A Georgia woman who was executed despite a plea for mercy from Pope Francis sang “Amazing Grace” until she was given a lethal injection, witnesses said.
Kelly Renee Gissendaner, who graduated from a theology program in prison, was put to death at 12:21 a.m. Wednesday after a flurry of last-minute appeals failed.
Gissendaner, who was sentenced to death for the 1997 stabbing murder of her husband at the hands of her lover, sobbed as she called the victim an “amazing man who died because of me.”
She was the first woman executed in Georgia in 70 years and one of a handful of death-row inmates who were executed even though they did not physically partake in a murder.
The mother of three was nearly executed in February, but the lethal injection was abruptly called off because the chemicals appeared cloudy.
After a new execution date was set, Gissendaner, 47, convinced the Georgia Board of Pardons and Paroles to reconsider her application for clemency.
In an extraordinary turn, Pope Francis — who called for a global ban on the death penalty during his U.S. visit last week — urged the board to spare her life.

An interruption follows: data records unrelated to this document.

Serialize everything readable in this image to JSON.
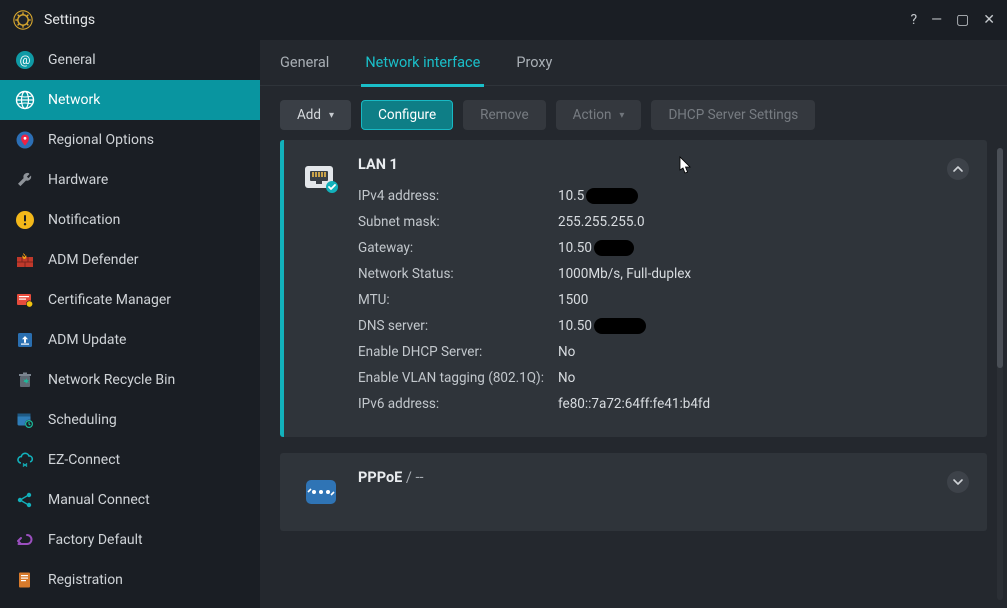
{
  "title": "Settings",
  "sidebar": {
    "items": [
      {
        "label": "General"
      },
      {
        "label": "Network"
      },
      {
        "label": "Regional Options"
      },
      {
        "label": "Hardware"
      },
      {
        "label": "Notification"
      },
      {
        "label": "ADM Defender"
      },
      {
        "label": "Certificate Manager"
      },
      {
        "label": "ADM Update"
      },
      {
        "label": "Network Recycle Bin"
      },
      {
        "label": "Scheduling"
      },
      {
        "label": "EZ-Connect"
      },
      {
        "label": "Manual Connect"
      },
      {
        "label": "Factory Default"
      },
      {
        "label": "Registration"
      }
    ],
    "active_index": 1
  },
  "tabs": {
    "items": [
      {
        "label": "General"
      },
      {
        "label": "Network interface"
      },
      {
        "label": "Proxy"
      }
    ],
    "active_index": 1
  },
  "toolbar": {
    "add": "Add",
    "configure": "Configure",
    "remove": "Remove",
    "action": "Action",
    "dhcp": "DHCP Server Settings"
  },
  "interfaces": [
    {
      "title": "LAN 1",
      "selected": true,
      "rows": [
        {
          "k": "IPv4 address:",
          "v_prefix": "10.5",
          "redact": true
        },
        {
          "k": "Subnet mask:",
          "v": "255.255.255.0"
        },
        {
          "k": "Gateway:",
          "v_prefix": "10.50",
          "redact": "sm"
        },
        {
          "k": "Network Status:",
          "v": "1000Mb/s, Full-duplex"
        },
        {
          "k": "MTU:",
          "v": "1500"
        },
        {
          "k": "DNS server:",
          "v_prefix": "10.50",
          "redact": true
        },
        {
          "k": "Enable DHCP Server:",
          "v": "No"
        },
        {
          "k": "Enable VLAN tagging (802.1Q):",
          "v": "No"
        },
        {
          "k": "IPv6 address:",
          "v": "fe80::7a72:64ff:fe41:b4fd"
        }
      ]
    },
    {
      "title": "PPPoE",
      "subtitle": "/ --",
      "selected": false,
      "rows": []
    }
  ]
}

“While not wishing to minimize the gravity of the crime for which Ms. Gissendander has been convicted, and while sympathizing with the victims, I nonetheless implore you, in consideration of the reasons that have been expressed to your board, to commute the sentence to one that would better express both justice and mercy,” Archbishop Carlo Maria Vigano wrote on the pontiff’s behalf.
Shortly thereafter, the board announced that it would not stop the execution.
The victim’s family was split on whether Gissendaner should live or die: Her children appeared before the parole board to ask that their mom be spared the death chamber, but her husband’s relatives said she did not deserve clemency.
SOURCE: TRACY CONNOR, DAN SHEPHERD and GABE GUTIERREZ